Q Do you have any information about cast-iron plant? A friend recently moved and gave me her newly acquired one. It is 21/2 feet high, with wide leaves, some of which have white stripes. You have a variegated species of aspidistra (A. elatior variegata). It is commonly called cast-iron plant because it will survive almost intolerable conditions. If well cared for, the gracefully bending leaves make a handsome plant for a spot that gets bright light, but not direct sun.
The plant responds to a monthly liquid feeding during summer, and the well-drained soil should be kept ``just moist'' at all times. Under normal conditions, it probably won't need to be repotted for several years.
Although it tolerates high temperatures, it does best if the nights are in the 50s (F.) and the daytime temperature is between 70 and 75 degrees. Q Last spring I started geraniums from seeds. In the fall we brought several pots of them indoors and set them in a basement window, where they are surviving but have grown very scrawny. Is there some way I can get them to bloom and become more bushy, or should I throw them out and start all over again?
Geranium plants are remarkably resilient. Bring yours out of the basement and put them in the sunniest window possible. Cut them back to about 4 inches above the pots, and then repot them.
A good soil mix may contain approximately half the old soil, combined with a mix of equal parts builders' sand (available at lumberyards), sphagnum peat moss, and garden loam. Or you may use one of the peat-lite mixes found in garden stores and add 2 parts garden soil and one part sand.

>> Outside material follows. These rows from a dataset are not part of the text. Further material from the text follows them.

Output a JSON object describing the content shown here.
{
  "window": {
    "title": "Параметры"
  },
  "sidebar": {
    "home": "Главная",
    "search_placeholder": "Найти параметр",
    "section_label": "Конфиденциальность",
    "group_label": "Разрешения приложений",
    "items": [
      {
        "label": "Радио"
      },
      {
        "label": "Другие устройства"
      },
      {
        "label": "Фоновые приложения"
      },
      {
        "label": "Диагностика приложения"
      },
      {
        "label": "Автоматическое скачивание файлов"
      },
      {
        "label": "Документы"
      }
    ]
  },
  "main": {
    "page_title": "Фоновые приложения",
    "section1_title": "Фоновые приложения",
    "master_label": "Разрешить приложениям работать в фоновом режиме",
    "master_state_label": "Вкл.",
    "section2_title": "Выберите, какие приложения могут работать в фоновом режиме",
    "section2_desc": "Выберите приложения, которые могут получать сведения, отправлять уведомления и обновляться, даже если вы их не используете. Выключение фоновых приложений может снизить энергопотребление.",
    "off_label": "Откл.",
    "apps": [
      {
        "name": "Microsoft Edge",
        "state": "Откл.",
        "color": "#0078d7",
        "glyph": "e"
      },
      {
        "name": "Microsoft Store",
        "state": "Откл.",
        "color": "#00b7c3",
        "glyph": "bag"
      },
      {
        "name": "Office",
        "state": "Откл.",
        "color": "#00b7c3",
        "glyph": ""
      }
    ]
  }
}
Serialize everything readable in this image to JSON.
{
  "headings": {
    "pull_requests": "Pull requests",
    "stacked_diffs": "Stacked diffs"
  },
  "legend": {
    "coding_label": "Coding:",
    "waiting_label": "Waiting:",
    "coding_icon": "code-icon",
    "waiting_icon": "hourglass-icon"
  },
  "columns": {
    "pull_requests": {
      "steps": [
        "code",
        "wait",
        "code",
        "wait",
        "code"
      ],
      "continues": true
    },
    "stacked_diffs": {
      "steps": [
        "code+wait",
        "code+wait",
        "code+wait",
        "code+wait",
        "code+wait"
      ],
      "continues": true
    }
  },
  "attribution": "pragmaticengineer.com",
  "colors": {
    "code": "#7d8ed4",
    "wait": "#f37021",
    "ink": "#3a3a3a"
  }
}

If the plants have large root systems, cut off an inch or so to stimulate feeder-root formation (these are fine roots coming off the main ones). Give the plants a liquid feeding about a week after transplanting and again about 6 weeks later.
We let our geraniums dry just slightly between thorough waterings. They grow best if the night temperature can be in the 50- to 55-degree F. range. It will take 3 to 4 months for them to become bushy blooming plants. From seeds, plants would bloom in 4 months. Q When you give directions for starting seeds indoors, you usually mention they need a constant temperature between 70 and 75 degrees F. for good germination. We have just put up a small greenhouse, heated with a little gas heater. It keeps the temperature about 55 degrees at night, which seems to be fine for the plants we now have growing, but we could never afford to have a constant 70 to 75 degrees. How can we start seeds in our greenhouse?
You need to invest in a heating cable made especially for home gardeners. Heating cables are relatively inexpensive and are available at garden stores. Most are double strand and are laid out in a looping fashion (be sure the wires do not touch). A 6-foot cable would accommodate approximately a 2-by-3-foot area.
Be sure to get one with a built-in thermostat, which automatically keeps the heated area in the range of 70 to 75 degrees and cuts down on energy loss.
You should also construct a simple polyethylene (plastic) cover. All you need are 4 boards for whatever size seed-starting bed you want. Ours are 4 inches wide and an inch thick, nailed together to form a 3-by-4-foot frame. The plastic sheet is laid on top so there is some overlap for stapling it to the sides of the boards.
Shallow trays, such as cookie pans, work fine for sub-irrigating the seed boxes. The heating cable is looped back and forth on the greenhouse bench under the pans.
If you have a question about your garden, inside or out, send it to the Garden Page, The Christian Science Monitor, One Norway Street, Boston, Mass. 02115. Doc and Katy Abraham are nationally known horticulturists.